Cane River National Heritage Area, Inc. (CRNHA) will open a temporary exhibit entitled, Archaic Material Culture of Northwestern Louisiana at the US Army Corps of Engineers Grand Ecore Visitor Center. The exhibit will explore the various changes in Native American material culture and provide information on how stone tools reflect the changing hunting-and-gathering practices developed during the Archaic period (11,000-3,500 B.P.) in Louisiana.
The beginning of the Archaic period is concurrent with the environmental changes that began around 13,000 B.P. As the climate warmed, the types of animals and plants that people could hunt and harvest changed dramatically. As the mammoth, mastodon, ground sloth, and other megafauna became extinct, Archaic hunters-and-gatherers began to create new stone and bone technologies to help them exploit the different plants and animals. These new tools included that atlatl (dart thrower), smaller stone points created from local stone for the atlatl darts, and ground stone tools such as grinding stones, ground-stone axes, boatstones, atlatl weights, and groundstone plummets.

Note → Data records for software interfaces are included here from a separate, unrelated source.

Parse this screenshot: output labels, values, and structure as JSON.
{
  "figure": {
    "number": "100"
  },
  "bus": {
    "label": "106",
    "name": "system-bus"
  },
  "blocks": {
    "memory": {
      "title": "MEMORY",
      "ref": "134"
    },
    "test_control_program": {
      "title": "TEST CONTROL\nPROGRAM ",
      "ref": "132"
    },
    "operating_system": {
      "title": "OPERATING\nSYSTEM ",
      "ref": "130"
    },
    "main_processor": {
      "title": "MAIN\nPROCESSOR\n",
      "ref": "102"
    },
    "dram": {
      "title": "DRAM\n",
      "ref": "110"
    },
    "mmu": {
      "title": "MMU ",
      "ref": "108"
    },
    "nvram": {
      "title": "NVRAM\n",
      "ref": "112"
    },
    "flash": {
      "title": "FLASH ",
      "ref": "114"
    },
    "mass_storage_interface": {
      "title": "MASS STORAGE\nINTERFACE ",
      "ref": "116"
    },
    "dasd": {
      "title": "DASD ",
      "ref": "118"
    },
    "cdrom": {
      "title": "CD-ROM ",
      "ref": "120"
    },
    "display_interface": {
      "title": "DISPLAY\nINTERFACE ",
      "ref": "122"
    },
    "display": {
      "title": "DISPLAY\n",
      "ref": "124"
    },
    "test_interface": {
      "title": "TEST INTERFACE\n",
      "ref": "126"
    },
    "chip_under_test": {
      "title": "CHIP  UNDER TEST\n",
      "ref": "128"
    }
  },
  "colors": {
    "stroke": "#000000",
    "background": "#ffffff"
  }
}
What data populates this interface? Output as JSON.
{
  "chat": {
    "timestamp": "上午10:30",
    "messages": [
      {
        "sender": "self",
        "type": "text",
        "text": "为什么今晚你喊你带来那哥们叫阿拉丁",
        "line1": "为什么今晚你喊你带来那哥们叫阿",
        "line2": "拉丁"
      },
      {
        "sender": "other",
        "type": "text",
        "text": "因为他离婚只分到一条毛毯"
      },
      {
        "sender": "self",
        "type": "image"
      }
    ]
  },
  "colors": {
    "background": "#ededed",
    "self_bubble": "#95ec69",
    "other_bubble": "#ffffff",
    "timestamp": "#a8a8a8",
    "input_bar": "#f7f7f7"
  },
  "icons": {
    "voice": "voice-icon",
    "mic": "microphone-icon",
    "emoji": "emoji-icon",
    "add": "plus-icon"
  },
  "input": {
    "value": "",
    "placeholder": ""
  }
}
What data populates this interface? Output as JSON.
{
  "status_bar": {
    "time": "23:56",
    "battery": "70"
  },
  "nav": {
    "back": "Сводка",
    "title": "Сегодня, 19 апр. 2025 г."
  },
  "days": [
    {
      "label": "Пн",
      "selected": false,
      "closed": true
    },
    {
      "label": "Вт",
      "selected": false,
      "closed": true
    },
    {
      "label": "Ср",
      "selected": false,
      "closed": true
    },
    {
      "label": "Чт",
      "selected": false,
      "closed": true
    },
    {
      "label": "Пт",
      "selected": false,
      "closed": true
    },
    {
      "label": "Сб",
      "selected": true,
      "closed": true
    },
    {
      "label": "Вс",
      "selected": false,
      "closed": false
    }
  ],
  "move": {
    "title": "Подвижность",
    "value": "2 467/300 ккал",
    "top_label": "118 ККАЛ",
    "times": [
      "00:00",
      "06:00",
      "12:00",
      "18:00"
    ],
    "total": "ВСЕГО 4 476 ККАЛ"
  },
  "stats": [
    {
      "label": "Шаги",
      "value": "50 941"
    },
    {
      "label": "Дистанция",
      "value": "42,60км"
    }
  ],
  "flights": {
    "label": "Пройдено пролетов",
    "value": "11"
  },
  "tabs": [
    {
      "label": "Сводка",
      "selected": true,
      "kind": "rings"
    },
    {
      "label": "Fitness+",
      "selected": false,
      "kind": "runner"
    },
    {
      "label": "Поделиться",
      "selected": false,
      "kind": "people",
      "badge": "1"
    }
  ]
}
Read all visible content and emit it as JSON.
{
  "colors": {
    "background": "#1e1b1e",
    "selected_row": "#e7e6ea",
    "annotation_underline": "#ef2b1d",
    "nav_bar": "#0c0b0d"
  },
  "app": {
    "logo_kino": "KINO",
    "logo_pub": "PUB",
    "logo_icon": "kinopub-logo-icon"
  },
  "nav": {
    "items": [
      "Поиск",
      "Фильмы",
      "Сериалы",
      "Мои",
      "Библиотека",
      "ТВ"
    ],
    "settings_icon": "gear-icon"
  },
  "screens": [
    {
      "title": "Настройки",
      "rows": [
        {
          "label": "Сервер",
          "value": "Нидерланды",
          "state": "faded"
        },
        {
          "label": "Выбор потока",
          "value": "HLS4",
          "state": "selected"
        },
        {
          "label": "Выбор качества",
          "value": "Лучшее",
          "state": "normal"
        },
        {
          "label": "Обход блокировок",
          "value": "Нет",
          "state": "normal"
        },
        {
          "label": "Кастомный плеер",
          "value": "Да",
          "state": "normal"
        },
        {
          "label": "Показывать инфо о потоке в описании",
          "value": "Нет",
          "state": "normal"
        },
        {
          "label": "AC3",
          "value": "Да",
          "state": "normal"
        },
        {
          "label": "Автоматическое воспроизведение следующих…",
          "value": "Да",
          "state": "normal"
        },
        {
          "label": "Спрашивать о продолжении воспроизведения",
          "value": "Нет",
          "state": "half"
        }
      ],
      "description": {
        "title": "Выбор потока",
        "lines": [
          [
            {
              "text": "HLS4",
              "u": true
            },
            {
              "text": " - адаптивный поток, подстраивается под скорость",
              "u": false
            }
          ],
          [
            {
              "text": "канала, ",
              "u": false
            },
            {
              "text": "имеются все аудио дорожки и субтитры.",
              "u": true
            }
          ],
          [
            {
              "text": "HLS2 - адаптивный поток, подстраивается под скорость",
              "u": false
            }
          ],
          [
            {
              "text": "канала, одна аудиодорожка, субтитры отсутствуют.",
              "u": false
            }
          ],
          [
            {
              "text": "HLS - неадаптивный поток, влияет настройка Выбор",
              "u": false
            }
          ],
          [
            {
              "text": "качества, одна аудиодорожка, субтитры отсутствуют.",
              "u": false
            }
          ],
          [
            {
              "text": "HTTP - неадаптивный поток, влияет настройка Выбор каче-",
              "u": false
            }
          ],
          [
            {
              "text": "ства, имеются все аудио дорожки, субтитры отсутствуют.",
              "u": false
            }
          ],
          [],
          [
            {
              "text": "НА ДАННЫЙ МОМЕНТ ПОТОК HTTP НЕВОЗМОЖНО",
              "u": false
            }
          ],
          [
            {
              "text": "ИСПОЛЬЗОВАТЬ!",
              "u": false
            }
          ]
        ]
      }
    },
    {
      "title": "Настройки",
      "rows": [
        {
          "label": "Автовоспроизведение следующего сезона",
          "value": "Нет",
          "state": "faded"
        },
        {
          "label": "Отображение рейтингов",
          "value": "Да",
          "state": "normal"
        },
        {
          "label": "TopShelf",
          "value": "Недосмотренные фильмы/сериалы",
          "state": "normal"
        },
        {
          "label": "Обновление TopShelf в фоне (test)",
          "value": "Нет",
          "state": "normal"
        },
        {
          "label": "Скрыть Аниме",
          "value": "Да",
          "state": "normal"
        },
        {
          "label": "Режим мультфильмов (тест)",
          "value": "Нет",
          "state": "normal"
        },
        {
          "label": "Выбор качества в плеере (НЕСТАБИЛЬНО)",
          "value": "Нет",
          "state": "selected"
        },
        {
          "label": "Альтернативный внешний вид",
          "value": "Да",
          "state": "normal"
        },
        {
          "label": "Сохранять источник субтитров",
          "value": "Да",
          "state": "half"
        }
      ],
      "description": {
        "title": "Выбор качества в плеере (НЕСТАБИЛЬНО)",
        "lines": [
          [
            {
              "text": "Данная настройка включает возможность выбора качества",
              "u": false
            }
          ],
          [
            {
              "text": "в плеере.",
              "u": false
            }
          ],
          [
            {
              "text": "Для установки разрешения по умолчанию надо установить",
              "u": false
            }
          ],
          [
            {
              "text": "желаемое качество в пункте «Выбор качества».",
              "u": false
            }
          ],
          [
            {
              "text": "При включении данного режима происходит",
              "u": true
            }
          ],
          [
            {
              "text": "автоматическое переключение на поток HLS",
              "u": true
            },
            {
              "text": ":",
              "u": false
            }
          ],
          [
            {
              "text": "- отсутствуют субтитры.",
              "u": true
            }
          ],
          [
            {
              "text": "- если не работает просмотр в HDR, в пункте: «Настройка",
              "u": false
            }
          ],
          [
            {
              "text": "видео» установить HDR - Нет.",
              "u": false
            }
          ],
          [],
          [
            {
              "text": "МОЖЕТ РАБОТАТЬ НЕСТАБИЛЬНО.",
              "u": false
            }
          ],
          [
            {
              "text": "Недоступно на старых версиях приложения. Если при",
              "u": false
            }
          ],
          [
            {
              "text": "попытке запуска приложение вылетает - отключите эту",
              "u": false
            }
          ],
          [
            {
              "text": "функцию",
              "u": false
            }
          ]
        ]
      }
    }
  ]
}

Archaic Material Culture of Northwestern Louisiana is a partnership with the Williamson Museum of Northwestern State University and will be on public display from March 8 to April 31. For more information on this exhibit contact Steven Fullen, CRNHA Director of Interpretation, at 318.356.555 or at email@example.com.